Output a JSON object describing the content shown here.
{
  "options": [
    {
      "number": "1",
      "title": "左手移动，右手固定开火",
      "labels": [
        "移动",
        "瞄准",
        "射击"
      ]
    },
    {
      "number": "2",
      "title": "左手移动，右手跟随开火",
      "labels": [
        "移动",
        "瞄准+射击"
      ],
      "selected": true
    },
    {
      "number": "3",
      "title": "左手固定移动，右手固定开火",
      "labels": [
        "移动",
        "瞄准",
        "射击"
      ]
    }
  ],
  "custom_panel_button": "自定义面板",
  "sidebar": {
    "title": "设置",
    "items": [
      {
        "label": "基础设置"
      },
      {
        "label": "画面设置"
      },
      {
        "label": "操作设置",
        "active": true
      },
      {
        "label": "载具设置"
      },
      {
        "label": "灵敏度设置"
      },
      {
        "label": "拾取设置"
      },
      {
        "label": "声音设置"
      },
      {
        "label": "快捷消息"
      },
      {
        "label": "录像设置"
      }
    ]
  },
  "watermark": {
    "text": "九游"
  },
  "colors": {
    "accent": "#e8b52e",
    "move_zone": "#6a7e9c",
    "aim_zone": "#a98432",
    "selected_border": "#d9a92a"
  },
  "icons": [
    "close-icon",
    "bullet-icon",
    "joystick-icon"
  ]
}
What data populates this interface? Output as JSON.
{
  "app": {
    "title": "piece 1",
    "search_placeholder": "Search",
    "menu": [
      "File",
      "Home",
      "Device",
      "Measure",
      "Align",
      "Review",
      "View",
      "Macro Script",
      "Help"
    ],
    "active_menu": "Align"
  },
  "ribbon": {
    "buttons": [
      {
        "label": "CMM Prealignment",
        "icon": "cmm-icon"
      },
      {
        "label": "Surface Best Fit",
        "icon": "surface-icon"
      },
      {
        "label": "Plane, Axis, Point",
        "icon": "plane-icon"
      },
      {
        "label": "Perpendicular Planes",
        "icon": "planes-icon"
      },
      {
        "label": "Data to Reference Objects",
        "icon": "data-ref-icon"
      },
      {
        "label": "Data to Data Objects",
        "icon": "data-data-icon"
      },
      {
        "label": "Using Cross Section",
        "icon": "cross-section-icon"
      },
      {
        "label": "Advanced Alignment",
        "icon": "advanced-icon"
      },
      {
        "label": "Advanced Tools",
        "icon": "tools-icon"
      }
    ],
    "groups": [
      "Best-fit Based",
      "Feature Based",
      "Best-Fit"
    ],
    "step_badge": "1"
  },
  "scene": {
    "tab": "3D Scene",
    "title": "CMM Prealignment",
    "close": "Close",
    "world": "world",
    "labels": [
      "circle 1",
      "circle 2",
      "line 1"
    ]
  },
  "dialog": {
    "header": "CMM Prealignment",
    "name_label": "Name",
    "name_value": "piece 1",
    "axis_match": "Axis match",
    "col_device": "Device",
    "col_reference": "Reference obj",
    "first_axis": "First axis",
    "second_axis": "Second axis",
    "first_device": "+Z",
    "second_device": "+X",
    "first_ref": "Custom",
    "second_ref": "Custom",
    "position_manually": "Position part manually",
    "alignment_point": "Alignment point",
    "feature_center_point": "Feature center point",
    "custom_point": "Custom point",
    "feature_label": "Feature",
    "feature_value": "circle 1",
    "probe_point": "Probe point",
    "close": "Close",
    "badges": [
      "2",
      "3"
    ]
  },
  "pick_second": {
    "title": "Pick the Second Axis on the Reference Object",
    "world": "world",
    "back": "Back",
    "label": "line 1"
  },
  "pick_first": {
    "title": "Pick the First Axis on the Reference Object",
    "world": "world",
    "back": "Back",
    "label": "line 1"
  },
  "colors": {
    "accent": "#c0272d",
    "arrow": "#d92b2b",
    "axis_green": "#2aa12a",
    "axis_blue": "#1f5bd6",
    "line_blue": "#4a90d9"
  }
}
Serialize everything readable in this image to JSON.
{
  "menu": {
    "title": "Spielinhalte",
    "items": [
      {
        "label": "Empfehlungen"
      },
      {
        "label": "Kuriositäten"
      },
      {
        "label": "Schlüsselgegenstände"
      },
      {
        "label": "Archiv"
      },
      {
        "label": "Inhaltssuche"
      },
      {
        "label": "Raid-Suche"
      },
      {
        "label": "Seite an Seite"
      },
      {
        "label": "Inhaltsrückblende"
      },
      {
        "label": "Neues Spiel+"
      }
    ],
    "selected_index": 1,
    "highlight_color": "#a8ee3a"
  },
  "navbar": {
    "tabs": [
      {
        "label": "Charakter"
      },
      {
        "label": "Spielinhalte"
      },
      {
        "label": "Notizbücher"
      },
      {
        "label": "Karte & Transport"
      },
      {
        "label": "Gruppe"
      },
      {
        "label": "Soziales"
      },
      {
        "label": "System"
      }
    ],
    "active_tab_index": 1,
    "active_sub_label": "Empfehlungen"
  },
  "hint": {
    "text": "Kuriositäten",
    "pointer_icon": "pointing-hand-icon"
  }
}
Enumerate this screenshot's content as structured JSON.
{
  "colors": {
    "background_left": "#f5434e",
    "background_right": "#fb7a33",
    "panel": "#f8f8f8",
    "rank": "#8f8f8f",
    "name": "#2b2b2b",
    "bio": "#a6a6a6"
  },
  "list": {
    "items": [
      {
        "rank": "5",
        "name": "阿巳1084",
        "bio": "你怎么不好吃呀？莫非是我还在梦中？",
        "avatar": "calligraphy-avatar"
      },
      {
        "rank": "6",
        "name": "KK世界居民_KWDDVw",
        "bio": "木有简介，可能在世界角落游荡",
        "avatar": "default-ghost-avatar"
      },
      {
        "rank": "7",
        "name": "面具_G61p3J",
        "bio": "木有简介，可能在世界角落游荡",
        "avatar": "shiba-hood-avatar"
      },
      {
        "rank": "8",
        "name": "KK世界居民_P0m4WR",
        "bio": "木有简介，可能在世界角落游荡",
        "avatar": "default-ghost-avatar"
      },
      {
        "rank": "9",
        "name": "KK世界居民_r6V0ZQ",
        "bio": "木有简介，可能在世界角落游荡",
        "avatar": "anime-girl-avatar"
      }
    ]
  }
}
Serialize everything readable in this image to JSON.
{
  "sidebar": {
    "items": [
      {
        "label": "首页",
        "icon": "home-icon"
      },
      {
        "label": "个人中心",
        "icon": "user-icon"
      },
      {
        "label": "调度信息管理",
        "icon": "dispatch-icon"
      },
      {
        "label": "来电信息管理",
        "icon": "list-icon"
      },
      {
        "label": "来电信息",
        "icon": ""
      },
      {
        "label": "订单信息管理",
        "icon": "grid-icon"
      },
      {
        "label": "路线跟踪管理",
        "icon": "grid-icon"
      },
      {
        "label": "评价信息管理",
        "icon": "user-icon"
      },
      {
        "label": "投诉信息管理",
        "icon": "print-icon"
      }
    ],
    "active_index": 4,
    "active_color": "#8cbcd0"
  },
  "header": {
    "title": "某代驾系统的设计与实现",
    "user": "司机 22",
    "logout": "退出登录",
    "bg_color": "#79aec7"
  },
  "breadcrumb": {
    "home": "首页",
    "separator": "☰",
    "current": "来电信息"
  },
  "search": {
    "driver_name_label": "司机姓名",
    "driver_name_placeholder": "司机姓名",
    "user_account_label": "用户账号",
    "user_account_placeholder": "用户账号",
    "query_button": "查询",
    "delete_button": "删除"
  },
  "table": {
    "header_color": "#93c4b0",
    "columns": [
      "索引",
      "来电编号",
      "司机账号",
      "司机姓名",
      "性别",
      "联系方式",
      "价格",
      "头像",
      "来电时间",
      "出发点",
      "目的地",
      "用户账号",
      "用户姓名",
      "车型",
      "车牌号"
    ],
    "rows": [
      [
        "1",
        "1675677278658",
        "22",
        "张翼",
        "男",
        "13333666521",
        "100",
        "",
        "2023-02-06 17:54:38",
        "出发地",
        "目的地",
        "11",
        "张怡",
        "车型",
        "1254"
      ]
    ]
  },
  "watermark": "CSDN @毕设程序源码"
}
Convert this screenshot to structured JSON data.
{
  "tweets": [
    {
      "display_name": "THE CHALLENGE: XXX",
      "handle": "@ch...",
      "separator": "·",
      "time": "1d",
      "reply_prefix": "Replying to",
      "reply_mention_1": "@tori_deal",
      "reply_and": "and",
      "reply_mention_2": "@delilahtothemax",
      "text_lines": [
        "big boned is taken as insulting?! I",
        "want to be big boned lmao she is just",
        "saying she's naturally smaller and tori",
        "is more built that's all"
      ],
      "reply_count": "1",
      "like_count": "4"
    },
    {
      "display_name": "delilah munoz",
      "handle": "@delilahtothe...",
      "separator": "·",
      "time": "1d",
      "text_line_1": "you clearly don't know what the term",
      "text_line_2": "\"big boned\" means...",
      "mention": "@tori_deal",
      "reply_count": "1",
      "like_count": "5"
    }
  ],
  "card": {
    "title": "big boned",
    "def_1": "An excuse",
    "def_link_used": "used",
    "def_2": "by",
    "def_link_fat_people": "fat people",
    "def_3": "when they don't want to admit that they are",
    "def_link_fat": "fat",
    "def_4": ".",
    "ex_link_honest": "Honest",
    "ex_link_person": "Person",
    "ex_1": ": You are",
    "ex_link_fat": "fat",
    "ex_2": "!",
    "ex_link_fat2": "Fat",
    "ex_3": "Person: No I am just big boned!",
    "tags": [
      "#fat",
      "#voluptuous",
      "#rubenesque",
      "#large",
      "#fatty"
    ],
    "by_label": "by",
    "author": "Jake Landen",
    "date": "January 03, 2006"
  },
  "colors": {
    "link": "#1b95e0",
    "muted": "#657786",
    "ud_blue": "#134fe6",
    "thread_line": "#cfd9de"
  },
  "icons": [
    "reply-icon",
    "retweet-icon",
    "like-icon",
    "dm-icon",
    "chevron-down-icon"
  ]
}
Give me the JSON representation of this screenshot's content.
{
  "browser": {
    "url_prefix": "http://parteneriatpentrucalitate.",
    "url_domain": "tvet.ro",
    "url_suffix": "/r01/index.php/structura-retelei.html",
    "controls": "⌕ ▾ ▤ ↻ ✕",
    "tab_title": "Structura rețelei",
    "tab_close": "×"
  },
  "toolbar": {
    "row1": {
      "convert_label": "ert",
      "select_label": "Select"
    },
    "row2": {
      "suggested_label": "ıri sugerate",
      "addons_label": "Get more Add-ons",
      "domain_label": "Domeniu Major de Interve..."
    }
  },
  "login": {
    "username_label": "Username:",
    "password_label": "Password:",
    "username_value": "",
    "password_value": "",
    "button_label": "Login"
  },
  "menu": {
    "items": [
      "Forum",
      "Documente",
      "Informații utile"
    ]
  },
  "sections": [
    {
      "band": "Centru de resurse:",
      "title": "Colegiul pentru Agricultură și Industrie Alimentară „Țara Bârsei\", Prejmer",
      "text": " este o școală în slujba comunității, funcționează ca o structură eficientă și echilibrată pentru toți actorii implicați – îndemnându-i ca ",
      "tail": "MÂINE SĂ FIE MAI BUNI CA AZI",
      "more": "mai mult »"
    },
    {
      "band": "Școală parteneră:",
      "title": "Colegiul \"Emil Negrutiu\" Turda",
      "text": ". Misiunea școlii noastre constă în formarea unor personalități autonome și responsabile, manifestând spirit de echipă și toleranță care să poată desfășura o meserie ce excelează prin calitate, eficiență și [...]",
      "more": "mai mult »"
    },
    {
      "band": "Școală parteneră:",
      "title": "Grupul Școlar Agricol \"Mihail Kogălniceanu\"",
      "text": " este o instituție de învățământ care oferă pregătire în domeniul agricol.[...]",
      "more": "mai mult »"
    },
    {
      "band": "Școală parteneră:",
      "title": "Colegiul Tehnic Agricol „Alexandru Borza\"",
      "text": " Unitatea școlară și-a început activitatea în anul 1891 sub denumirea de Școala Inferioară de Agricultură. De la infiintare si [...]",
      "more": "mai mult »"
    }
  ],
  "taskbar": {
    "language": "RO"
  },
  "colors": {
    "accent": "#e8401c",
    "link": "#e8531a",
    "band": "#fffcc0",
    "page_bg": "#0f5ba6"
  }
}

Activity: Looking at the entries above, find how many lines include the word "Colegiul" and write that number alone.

Solution for this problem: 3